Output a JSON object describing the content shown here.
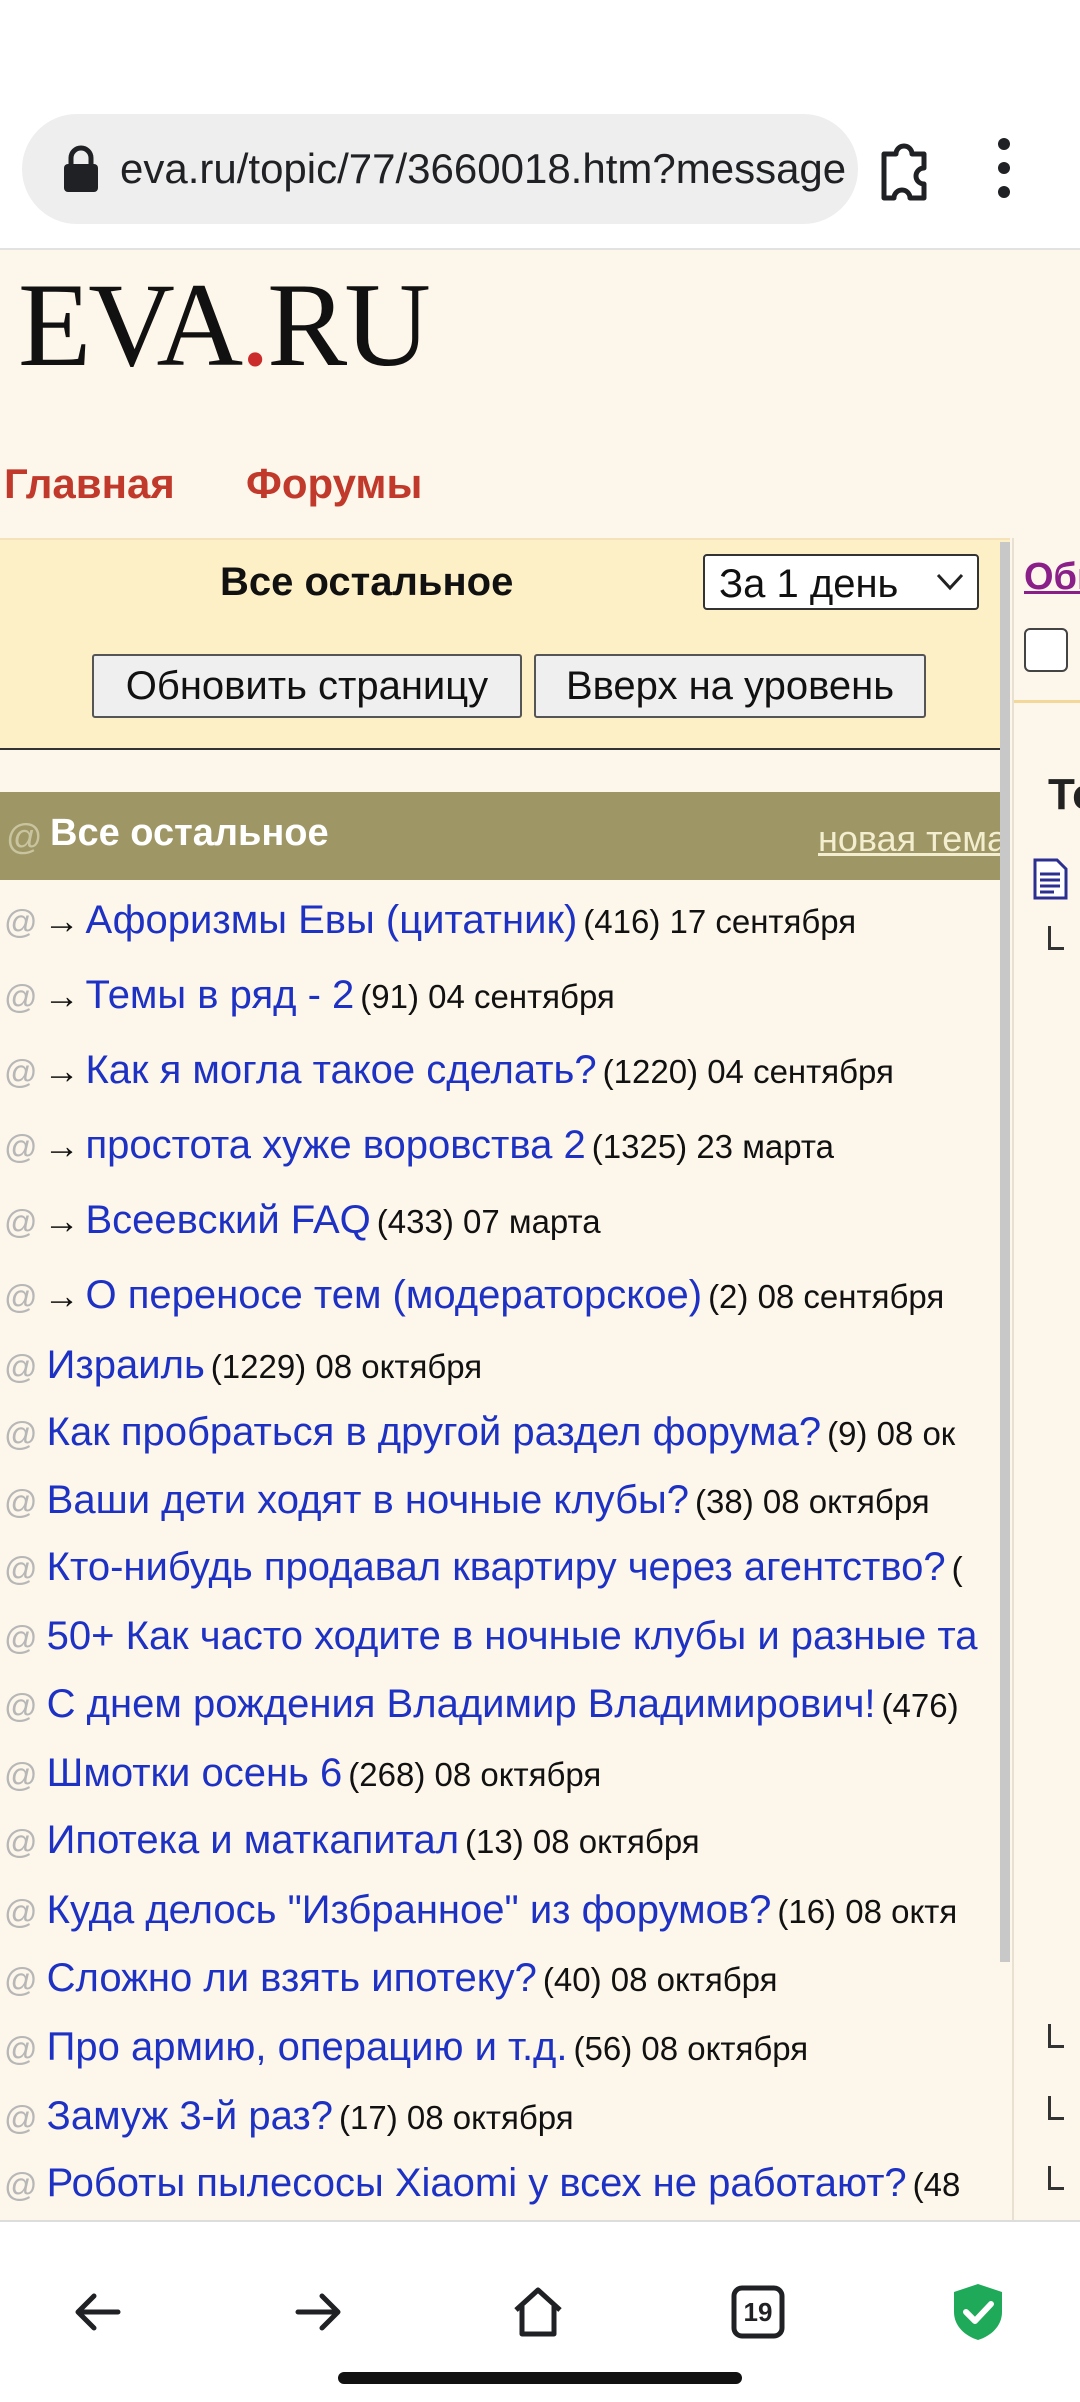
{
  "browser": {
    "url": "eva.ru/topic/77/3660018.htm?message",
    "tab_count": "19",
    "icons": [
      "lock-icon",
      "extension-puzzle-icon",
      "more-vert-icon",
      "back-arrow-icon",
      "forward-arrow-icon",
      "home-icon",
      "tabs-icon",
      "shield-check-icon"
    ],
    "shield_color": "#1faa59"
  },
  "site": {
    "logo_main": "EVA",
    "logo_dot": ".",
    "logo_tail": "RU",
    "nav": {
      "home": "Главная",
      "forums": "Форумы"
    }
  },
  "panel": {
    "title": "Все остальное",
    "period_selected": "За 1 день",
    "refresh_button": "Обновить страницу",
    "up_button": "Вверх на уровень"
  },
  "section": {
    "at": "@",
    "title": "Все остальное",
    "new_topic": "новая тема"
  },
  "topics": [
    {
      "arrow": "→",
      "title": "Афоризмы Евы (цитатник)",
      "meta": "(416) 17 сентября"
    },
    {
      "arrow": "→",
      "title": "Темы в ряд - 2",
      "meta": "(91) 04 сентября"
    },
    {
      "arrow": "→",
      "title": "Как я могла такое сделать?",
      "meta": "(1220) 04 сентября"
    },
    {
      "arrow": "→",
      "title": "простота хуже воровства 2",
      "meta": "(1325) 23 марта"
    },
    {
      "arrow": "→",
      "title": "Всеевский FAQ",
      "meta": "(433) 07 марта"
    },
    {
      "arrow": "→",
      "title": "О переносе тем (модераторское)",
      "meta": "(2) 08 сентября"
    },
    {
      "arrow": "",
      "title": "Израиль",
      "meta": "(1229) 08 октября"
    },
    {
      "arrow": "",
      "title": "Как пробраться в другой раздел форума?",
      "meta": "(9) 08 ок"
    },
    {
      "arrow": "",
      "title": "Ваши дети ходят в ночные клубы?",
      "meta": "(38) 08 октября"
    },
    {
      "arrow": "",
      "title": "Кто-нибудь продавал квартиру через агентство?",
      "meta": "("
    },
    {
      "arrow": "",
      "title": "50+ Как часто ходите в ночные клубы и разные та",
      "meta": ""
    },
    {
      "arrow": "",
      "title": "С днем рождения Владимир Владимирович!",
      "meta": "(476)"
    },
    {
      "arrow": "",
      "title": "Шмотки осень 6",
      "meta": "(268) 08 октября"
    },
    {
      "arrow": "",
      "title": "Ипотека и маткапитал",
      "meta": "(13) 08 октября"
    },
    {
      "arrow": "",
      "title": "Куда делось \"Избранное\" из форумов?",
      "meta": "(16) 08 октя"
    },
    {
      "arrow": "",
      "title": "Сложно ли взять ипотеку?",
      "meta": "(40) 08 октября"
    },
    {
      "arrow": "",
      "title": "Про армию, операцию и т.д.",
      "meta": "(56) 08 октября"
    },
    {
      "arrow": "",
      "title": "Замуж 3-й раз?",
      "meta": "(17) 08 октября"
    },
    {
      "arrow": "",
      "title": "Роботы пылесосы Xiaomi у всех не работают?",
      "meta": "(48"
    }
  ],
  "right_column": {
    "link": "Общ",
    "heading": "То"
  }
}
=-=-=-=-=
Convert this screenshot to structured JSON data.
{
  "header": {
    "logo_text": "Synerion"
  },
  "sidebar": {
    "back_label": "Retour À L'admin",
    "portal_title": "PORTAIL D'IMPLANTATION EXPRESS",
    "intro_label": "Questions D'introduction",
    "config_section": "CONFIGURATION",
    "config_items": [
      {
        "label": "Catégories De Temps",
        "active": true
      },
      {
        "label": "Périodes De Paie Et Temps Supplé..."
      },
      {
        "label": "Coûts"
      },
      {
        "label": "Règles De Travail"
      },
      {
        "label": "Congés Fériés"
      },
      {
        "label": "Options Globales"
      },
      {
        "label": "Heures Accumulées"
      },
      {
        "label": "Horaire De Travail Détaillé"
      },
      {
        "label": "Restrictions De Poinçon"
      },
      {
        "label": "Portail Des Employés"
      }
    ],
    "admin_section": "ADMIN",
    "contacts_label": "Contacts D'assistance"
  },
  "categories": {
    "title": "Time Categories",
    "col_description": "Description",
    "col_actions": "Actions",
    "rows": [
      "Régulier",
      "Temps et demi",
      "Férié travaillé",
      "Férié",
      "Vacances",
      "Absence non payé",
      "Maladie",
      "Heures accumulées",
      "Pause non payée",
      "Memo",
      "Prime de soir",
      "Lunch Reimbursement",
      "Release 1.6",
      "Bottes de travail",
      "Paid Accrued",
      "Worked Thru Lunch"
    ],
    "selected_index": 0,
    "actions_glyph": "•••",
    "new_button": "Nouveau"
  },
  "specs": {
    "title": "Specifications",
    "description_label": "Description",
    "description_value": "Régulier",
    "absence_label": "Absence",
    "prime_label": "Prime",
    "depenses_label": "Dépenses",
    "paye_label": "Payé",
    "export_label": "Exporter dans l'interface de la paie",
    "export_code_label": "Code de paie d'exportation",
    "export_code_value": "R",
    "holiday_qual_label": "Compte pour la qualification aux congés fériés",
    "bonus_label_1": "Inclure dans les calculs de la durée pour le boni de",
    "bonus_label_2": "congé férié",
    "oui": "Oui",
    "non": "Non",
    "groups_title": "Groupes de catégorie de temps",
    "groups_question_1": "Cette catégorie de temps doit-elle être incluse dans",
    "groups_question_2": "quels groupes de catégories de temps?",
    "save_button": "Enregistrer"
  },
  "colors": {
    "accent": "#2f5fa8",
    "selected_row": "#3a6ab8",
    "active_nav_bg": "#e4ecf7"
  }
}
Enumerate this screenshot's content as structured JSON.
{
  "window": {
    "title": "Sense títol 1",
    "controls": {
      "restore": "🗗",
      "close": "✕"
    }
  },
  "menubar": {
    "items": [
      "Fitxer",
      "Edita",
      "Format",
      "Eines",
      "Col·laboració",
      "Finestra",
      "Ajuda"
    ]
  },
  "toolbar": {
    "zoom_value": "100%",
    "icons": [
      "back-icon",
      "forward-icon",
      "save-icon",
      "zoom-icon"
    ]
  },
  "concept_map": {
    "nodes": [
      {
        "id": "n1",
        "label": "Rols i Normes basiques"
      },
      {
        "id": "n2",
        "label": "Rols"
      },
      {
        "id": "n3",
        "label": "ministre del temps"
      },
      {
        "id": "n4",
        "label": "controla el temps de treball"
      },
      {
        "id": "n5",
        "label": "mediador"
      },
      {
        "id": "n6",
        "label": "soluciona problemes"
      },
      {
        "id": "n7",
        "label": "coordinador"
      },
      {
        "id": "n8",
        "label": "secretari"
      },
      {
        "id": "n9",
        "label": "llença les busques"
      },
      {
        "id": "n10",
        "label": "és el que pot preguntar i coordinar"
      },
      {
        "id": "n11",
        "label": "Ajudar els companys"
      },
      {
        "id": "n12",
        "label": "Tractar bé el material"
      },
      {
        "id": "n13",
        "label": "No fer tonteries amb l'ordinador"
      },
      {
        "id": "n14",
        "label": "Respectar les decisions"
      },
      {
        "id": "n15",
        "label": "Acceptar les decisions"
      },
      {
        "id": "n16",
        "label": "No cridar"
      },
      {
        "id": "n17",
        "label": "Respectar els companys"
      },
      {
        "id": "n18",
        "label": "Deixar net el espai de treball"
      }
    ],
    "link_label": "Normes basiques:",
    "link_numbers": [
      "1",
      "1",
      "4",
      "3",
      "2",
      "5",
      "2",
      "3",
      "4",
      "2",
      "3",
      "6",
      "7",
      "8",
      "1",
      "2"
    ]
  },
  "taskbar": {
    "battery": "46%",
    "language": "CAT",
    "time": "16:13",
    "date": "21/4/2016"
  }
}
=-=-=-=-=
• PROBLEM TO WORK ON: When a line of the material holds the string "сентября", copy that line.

• EXPECTED ANSWER:
      "meta": "(416) 17 сентября"
      "meta": "(91) 04 сентября"
      "meta": "(1220) 04 сентября"
      "meta": "(2) 08 сентября"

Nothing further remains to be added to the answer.